The 3rd harmonic while still in-audible distortions is no doubt a side effect of using single Dynamic Driver. Therefore, if Tanchjim used the same technology with more say a double DD (like the Truthear Zero Red) or a DD+BA hybrid the amount of work the single DD has to do would be limited and the distortion levels would go down.

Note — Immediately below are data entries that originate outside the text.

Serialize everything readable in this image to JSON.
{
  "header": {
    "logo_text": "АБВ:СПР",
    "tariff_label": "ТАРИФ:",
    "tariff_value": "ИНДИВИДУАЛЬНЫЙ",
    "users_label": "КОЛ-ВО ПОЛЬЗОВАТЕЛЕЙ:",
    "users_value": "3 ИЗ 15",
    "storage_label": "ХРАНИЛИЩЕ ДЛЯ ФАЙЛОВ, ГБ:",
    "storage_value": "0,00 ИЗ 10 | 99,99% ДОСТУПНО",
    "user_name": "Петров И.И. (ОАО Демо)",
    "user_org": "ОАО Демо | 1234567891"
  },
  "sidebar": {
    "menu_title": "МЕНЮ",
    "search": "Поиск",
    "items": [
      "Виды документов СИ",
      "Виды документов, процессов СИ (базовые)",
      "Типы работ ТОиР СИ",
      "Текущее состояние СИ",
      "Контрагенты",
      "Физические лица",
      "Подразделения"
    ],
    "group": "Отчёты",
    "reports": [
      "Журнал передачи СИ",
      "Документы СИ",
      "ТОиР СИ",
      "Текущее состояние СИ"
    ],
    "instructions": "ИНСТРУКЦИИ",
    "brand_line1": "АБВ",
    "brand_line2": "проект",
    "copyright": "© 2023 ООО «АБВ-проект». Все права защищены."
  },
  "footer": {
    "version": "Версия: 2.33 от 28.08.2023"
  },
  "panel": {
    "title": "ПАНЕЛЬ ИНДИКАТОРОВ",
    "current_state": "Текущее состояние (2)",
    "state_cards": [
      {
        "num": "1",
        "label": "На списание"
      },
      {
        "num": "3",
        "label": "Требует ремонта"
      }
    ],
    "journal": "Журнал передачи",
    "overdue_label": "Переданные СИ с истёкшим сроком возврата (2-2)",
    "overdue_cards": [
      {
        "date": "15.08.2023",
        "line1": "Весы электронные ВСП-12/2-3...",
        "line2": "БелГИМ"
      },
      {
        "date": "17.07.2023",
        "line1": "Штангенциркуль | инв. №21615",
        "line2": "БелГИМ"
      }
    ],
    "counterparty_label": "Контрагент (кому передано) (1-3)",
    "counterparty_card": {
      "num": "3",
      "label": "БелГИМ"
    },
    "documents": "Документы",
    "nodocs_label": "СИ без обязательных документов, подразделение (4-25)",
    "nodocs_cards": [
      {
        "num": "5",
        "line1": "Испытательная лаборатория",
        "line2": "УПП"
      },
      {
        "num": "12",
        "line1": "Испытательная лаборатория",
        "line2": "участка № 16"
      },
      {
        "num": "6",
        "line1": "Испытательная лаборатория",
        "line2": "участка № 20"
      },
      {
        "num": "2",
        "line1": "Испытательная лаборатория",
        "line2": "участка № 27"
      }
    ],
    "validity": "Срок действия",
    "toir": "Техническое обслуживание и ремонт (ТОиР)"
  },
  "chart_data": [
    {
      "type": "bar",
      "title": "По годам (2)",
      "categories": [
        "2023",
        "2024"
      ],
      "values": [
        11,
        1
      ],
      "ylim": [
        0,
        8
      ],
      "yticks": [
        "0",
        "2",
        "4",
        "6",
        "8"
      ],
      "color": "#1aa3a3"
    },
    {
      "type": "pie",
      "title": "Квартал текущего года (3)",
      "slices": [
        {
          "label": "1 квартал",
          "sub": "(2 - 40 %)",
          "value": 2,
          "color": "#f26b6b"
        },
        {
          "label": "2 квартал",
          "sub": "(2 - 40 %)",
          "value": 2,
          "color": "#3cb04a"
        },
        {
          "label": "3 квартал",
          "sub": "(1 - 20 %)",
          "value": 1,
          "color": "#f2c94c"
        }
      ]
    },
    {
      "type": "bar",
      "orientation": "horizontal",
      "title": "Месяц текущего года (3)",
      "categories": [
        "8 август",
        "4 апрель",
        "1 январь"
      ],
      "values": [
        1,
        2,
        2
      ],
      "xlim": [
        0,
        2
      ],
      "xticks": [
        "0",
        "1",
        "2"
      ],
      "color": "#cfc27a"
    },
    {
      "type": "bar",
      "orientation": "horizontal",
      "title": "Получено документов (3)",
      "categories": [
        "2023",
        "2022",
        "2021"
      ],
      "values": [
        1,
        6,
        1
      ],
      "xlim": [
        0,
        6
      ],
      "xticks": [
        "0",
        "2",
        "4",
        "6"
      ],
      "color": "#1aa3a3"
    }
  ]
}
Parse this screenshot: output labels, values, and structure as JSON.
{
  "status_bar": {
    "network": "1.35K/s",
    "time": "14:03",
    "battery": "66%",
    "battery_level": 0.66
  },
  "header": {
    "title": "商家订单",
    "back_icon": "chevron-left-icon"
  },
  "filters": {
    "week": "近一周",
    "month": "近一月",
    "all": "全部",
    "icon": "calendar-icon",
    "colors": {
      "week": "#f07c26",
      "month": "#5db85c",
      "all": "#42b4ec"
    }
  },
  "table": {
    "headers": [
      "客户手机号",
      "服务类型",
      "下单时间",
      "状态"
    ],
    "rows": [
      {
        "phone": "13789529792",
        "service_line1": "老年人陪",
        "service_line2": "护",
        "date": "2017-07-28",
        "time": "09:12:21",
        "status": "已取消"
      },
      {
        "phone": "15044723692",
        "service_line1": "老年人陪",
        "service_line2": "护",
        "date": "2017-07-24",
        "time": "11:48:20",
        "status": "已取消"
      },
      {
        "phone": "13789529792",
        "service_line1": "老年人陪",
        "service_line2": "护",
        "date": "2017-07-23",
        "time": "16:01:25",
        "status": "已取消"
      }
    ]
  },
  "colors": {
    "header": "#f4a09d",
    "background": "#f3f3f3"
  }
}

But since its below audible thresholds it is not really a concern especially at this price point.

Comparison to the Harman Target:

As you can see from this graph the “balanced” profile is an excellent match for the Harman IE target with a slight roll off in the sub-bass frequencies: tanchjim-harman-aligned.jpg

Note: I would like to see a 10 band PEQ in the next generation of these devices as I feel that would help with tweaks in the treble frequency range.


While I gave the One DSP a sound/measurement rating 4 due to the level of distortion, but I still felt this is a tremendous pragmatic device, so I gave an overall pragmatic rating of 5 stars as I feel it is a glimpse of the future. I feel Tanchjim will ultimately release more expensive models with a better quality cable, more drivers and an upgraded DSP with a 10 band PEQ but for less than $30 the One DSP is a glimpse of the future.


The Tanchjim One DSP is a fantastic IEM for its price, it has a great ‘default’ tuning but with the additional ‘superpowers’ of DSP ‘profiles’ within the Tanchjim Android app you get everything you need to enjoy your music no matter what your audio ‘preferences’. It is a high recommended IEM for those who enjoy their music and like to investigate different sound profiles.